- Positron emission tomography (PET). During a PET scan, you’ll be injected in a vein with a low-level radioactive tracer. You’ll lie on a table while an overhead scanner tracks the tracer’s flow through your brain.
The tracer may be a special form of glucose (sugar) that shows overall activity in various brain regions. This can show which parts of your brain aren’t functioning well. New PET techniques may be able to detect your brain level of plaques and tangles, the two hallmark abnormalities linked to Alzheimer’s.
There are no medicines that can prevent or cure Alzheimer’s disease. Medicine may help some people function better by temporarily reducing memory loss and thinking problems. Other medicines may be needed to manage behaviors or symptoms that are causing strain for the person who has Alzheimer’s disease and/or for his or her caregivers.
Medicines for memory problems:
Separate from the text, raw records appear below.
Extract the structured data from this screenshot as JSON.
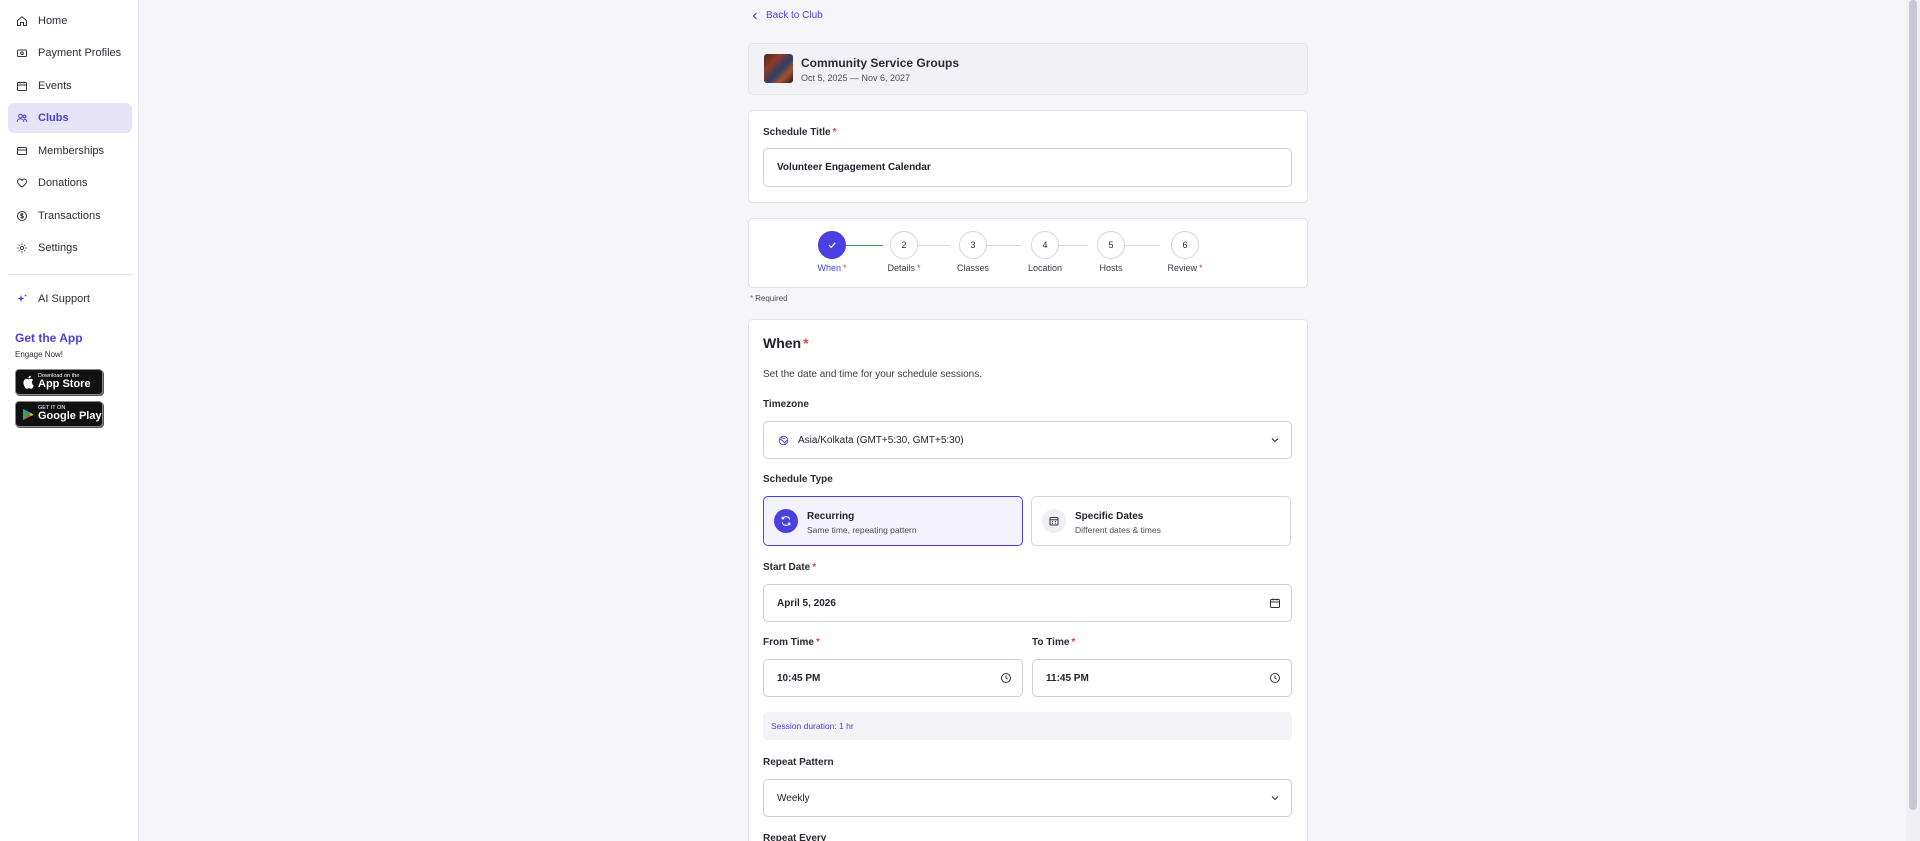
{
  "sidebar": {
    "items": [
      {
        "label": "Home",
        "icon": "home-icon"
      },
      {
        "label": "Payment Profiles",
        "icon": "payment-icon"
      },
      {
        "label": "Events",
        "icon": "calendar-icon"
      },
      {
        "label": "Clubs",
        "icon": "users-icon",
        "active": true
      },
      {
        "label": "Memberships",
        "icon": "card-icon"
      },
      {
        "label": "Donations",
        "icon": "heart-icon"
      },
      {
        "label": "Transactions",
        "icon": "dollar-icon"
      },
      {
        "label": "Settings",
        "icon": "gear-icon"
      }
    ],
    "ai_support": "AI Support",
    "get_app_title": "Get the App",
    "get_app_sub": "Engage Now!",
    "app_store_small": "Download on the",
    "app_store_big": "App Store",
    "google_play_small": "GET IT ON",
    "google_play_big": "Google Play"
  },
  "back_link": "Back to Club",
  "club": {
    "name": "Community Service Groups",
    "dates": "Oct 5, 2025 — Nov 6, 2027"
  },
  "schedule_title": {
    "label": "Schedule Title",
    "value": "Volunteer Engagement Calendar"
  },
  "stepper": {
    "steps": [
      {
        "number": "✓",
        "label": "When"
      },
      {
        "number": "2",
        "label": "Details"
      },
      {
        "number": "3",
        "label": "Classes"
      },
      {
        "number": "4",
        "label": "Location"
      },
      {
        "number": "5",
        "label": "Hosts"
      },
      {
        "number": "6",
        "label": "Review"
      }
    ]
  },
  "required_note": "Required",
  "when": {
    "title": "When",
    "description": "Set the date and time for your schedule sessions.",
    "timezone_label": "Timezone",
    "timezone_value": "Asia/Kolkata (GMT+5:30, GMT+5:30)",
    "schedule_type_label": "Schedule Type",
    "recurring_title": "Recurring",
    "recurring_sub": "Same time, repeating pattern",
    "specific_title": "Specific Dates",
    "specific_sub": "Different dates & times",
    "start_date_label": "Start Date",
    "start_date_value": "April 5, 2026",
    "from_time_label": "From Time",
    "from_time_value": "10:45 PM",
    "to_time_label": "To Time",
    "to_time_value": "11:45 PM",
    "duration": "Session duration: 1 hr",
    "repeat_pattern_label": "Repeat Pattern",
    "repeat_pattern_value": "Weekly",
    "repeat_every_label": "Repeat Every"
  },
  "colors": {
    "accent": "#4a3fe0",
    "required": "#e0404a",
    "step_done_line": "#3a9a55"
  }
}
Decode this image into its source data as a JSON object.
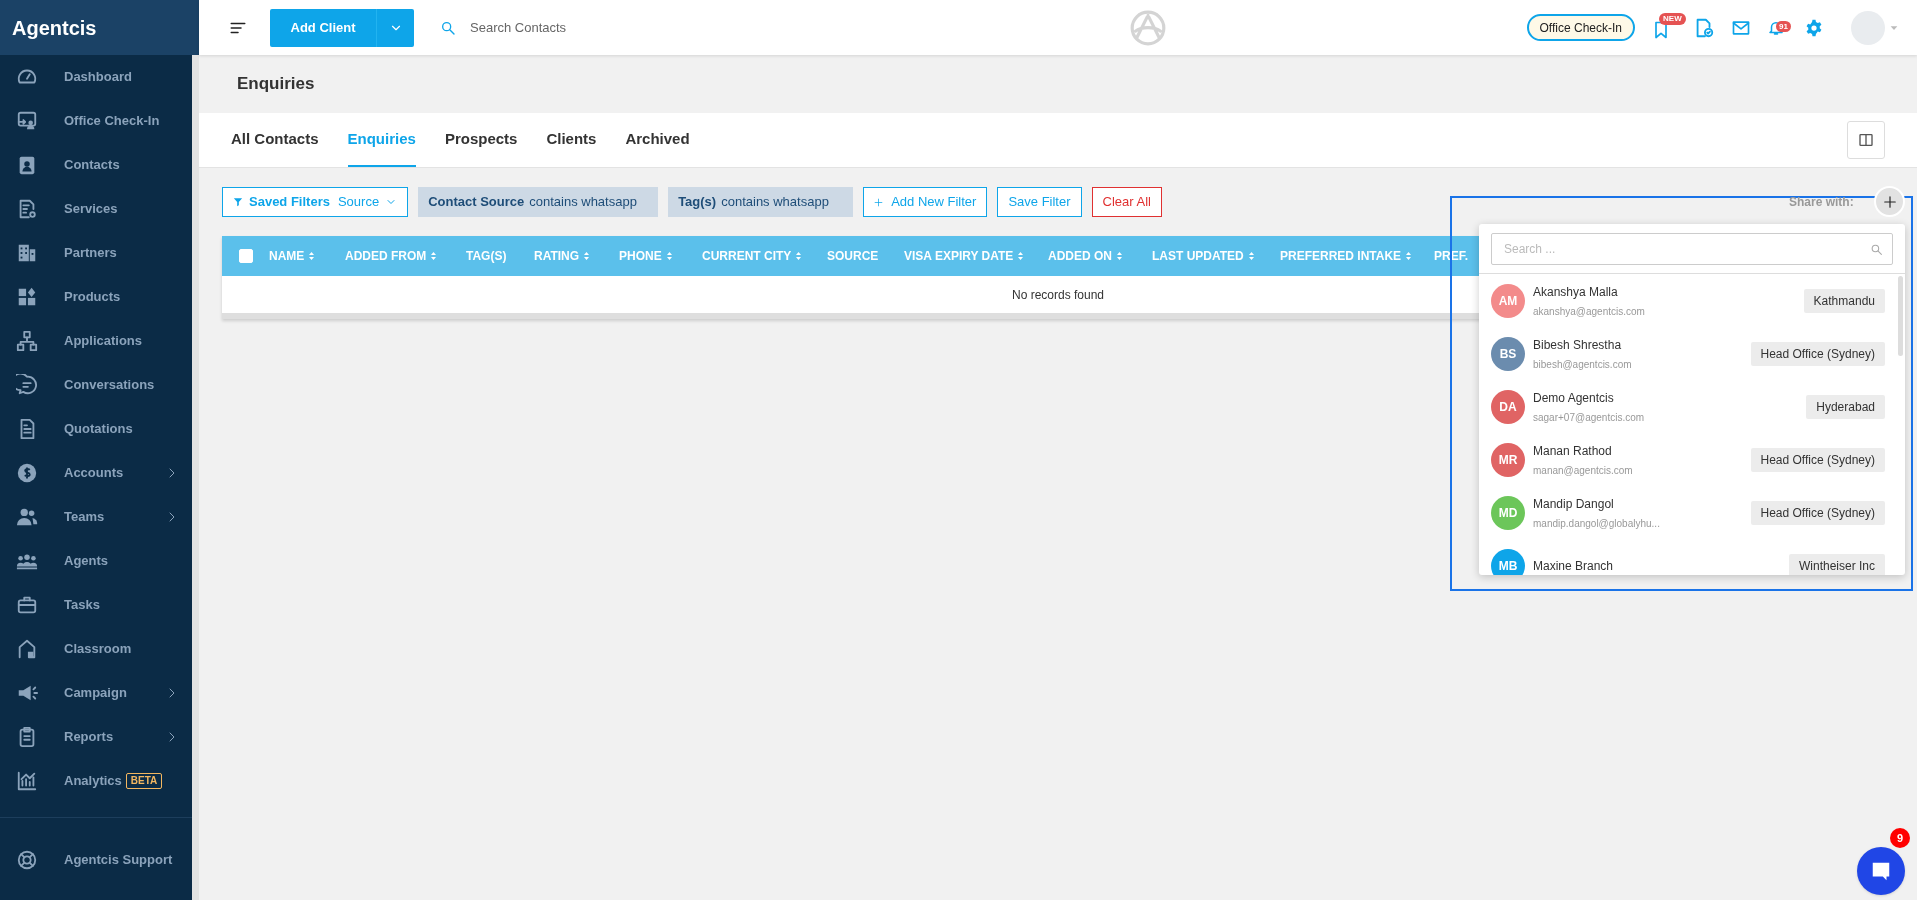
{
  "sidebar": {
    "brand": "Agentcis",
    "items": [
      {
        "label": "Dashboard",
        "expandable": false
      },
      {
        "label": "Office Check-In",
        "expandable": false
      },
      {
        "label": "Contacts",
        "expandable": false
      },
      {
        "label": "Services",
        "expandable": false
      },
      {
        "label": "Partners",
        "expandable": false
      },
      {
        "label": "Products",
        "expandable": false
      },
      {
        "label": "Applications",
        "expandable": false
      },
      {
        "label": "Conversations",
        "expandable": false
      },
      {
        "label": "Quotations",
        "expandable": false
      },
      {
        "label": "Accounts",
        "expandable": true
      },
      {
        "label": "Teams",
        "expandable": true
      },
      {
        "label": "Agents",
        "expandable": false
      },
      {
        "label": "Tasks",
        "expandable": false
      },
      {
        "label": "Classroom",
        "expandable": false
      },
      {
        "label": "Campaign",
        "expandable": true
      },
      {
        "label": "Reports",
        "expandable": true
      },
      {
        "label": "Analytics",
        "expandable": false,
        "badge": "BETA"
      }
    ],
    "footer_items": [
      {
        "label": "Agentcis Support"
      }
    ]
  },
  "top_bar": {
    "add_button": "Add Client",
    "search": {
      "placeholder": "Search Contacts"
    },
    "check_in_button": "Office Check-In",
    "updates_badge": "NEW",
    "notifications_badge": "91"
  },
  "page": {
    "title": "Enquiries"
  },
  "tabs": [
    {
      "label": "All Contacts",
      "selected": false
    },
    {
      "label": "Enquiries",
      "selected": true
    },
    {
      "label": "Prospects",
      "selected": false
    },
    {
      "label": "Clients",
      "selected": false
    },
    {
      "label": "Archived",
      "selected": false
    }
  ],
  "filters": {
    "saved_filters": {
      "label": "Saved Filters",
      "value": "Source"
    },
    "conditions": [
      {
        "field": "Contact Source",
        "condition": "contains whatsapp"
      },
      {
        "field": "Tag(s)",
        "condition": "contains whatsapp"
      }
    ],
    "add_button": "Add New Filter",
    "save_button": "Save Filter",
    "clear_button": "Clear All"
  },
  "table": {
    "select_all": {
      "checked": false
    },
    "columns": [
      {
        "label": "NAME",
        "sortable": true
      },
      {
        "label": "ADDED FROM",
        "sortable": true
      },
      {
        "label": "TAG(S)",
        "sortable": false
      },
      {
        "label": "RATING",
        "sortable": true
      },
      {
        "label": "PHONE",
        "sortable": true
      },
      {
        "label": "CURRENT CITY",
        "sortable": true
      },
      {
        "label": "SOURCE",
        "sortable": false
      },
      {
        "label": "VISA EXPIRY DATE",
        "sortable": true
      },
      {
        "label": "ADDED ON",
        "sortable": true
      },
      {
        "label": "LAST UPDATED",
        "sortable": true
      },
      {
        "label": "PREFERRED INTAKE",
        "sortable": true
      },
      {
        "label": "PREF.",
        "sortable": false
      }
    ],
    "empty_message": "No records found"
  },
  "share_panel": {
    "label": "Share with:",
    "search": {
      "placeholder": "Search ..."
    },
    "users": [
      {
        "initials": "AM",
        "name": "Akanshya Malla",
        "email": "akanshya@agentcis.com",
        "office": "Kathmandu",
        "color": "#f38b8b"
      },
      {
        "initials": "BS",
        "name": "Bibesh Shrestha",
        "email": "bibesh@agentcis.com",
        "office": "Head Office (Sydney)",
        "color": "#6b8cae"
      },
      {
        "initials": "DA",
        "name": "Demo Agentcis",
        "email": "sagar+07@agentcis.com",
        "office": "Hyderabad",
        "color": "#e06464"
      },
      {
        "initials": "MR",
        "name": "Manan Rathod",
        "email": "manan@agentcis.com",
        "office": "Head Office (Sydney)",
        "color": "#e06464"
      },
      {
        "initials": "MD",
        "name": "Mandip Dangol",
        "email": "mandip.dangol@globalyhu...",
        "office": "Head Office (Sydney)",
        "color": "#6cc65a"
      },
      {
        "initials": "MB",
        "name": "Maxine Branch",
        "office": "Wintheiser Inc",
        "color": "#0ea5e9"
      }
    ]
  },
  "chat_widget": {
    "badge": "9"
  }
}
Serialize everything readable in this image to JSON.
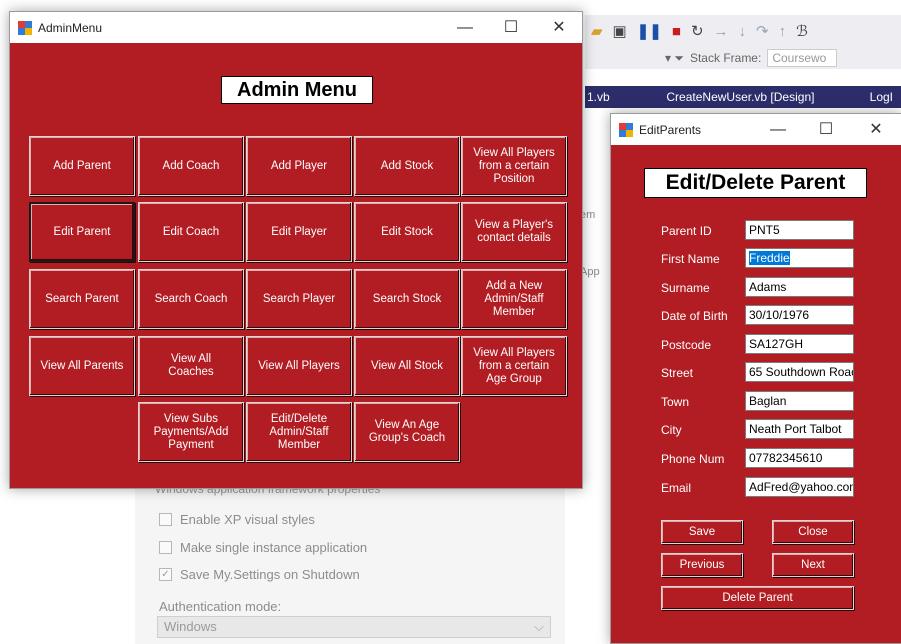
{
  "background": {
    "stack_frame_label": "Stack Frame:",
    "stack_frame_value": "Coursewo",
    "tabs": [
      "1.vb",
      "CreateNewUser.vb [Design]",
      "LogI"
    ],
    "side_bits": [
      "em",
      "App"
    ],
    "framework_legend": "Windows application framework properties",
    "checkboxes": [
      {
        "label": "Enable XP visual styles",
        "checked": false
      },
      {
        "label": "Make single instance application",
        "checked": false
      },
      {
        "label": "Save My.Settings on Shutdown",
        "checked": true
      }
    ],
    "auth_label": "Authentication mode:",
    "auth_value": "Windows"
  },
  "admin_window": {
    "title": "AdminMenu",
    "heading": "Admin Menu",
    "buttons": [
      [
        "Add Parent",
        "Add Coach",
        "Add Player",
        "Add Stock",
        "View All Players\nfrom a certain\nPosition"
      ],
      [
        "Edit Parent",
        "Edit Coach",
        "Edit Player",
        "Edit Stock",
        "View a Player's\ncontact details"
      ],
      [
        "Search Parent",
        "Search Coach",
        "Search Player",
        "Search Stock",
        "Add a New\nAdmin/Staff\nMember"
      ],
      [
        "View All Parents",
        "View All\nCoaches",
        "View All Players",
        "View All Stock",
        "View All Players\nfrom a certain\nAge Group"
      ],
      [
        "View Subs\nPayments/Add\nPayment",
        "Edit/Delete\nAdmin/Staff\nMember",
        "View An Age\nGroup's Coach"
      ]
    ]
  },
  "edit_window": {
    "title": "EditParents",
    "heading": "Edit/Delete Parent",
    "fields": [
      {
        "label": "Parent ID",
        "value": "PNT5"
      },
      {
        "label": "First Name",
        "value": "Freddie"
      },
      {
        "label": "Surname",
        "value": "Adams"
      },
      {
        "label": "Date of Birth",
        "value": "30/10/1976"
      },
      {
        "label": "Postcode",
        "value": "SA127GH"
      },
      {
        "label": "Street",
        "value": "65 Southdown Roac"
      },
      {
        "label": "Town",
        "value": "Baglan"
      },
      {
        "label": "City",
        "value": "Neath Port Talbot"
      },
      {
        "label": "Phone Num",
        "value": "07782345610"
      },
      {
        "label": "Email",
        "value": "AdFred@yahoo.com"
      }
    ],
    "buttons": {
      "save": "Save",
      "close": "Close",
      "previous": "Previous",
      "next": "Next",
      "delete": "Delete Parent"
    }
  }
}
- Cholinesterase inhibitors treat symptoms of mental decline in people who have mild to moderate Alzheimer’s disease. They include donepezil, galantamine, and rivastigmine. Donepezil can be used to help those who have severe Alzheimer’s disease.
- Memantine (Namenda) treats more severe symptoms of confusion and memory loss from Alzheimer’s disease.
Because these medicines work differently, they are sometimes used together (for example, memantine and donepezil).
These medicines may temporarily help improve memory and daily functioning in some people who have Alzheimer’s disease. The improvement varies from person to person. These medicines don’t prevent the disease from getting worse. But they may slow down symptoms of mental decline.
The main decision about using these usually isn’t whether to try a medicine but when to begin and stop treatment. Treatment can be started as soon as Alzheimer’s disease is diagnosed. If the medicines are effective, they are continued until the side effects outweigh the benefits or until the person no longer responds to the medicines.
Medicines for behavior problems
Other medicines may be tried to treat anxiety, agitated or hostile behavior, sleep problems, frightening or disruptive false beliefs (delusions), suspicion of others (paranoia), or hallucinations (seeing or hearing things that aren’t there).
Before deciding to use medicine for behavior problems, try to see what is causing the behavior. If you know the cause, you may be able to find better ways of dealing with that behavior. You may be able to avoid treatment with medicine and the side effects and costs that come with it.
Medicines generally are used only for behavior problems when other treatments have failed. They may be needed if:
- A behavior is severely disruptive or harmful to the person or to others.
- Efforts to manage or reduce disruptive behavior by making changes in the person’s environment or routines have failed.
- The behavior is making the situation intolerable for the caregiver.
- The person has trouble telling the difference between what is and is not real (psychosis). Psychosis means the person has false beliefs (delusions) or hears or sees things that aren’t there (hallucinations).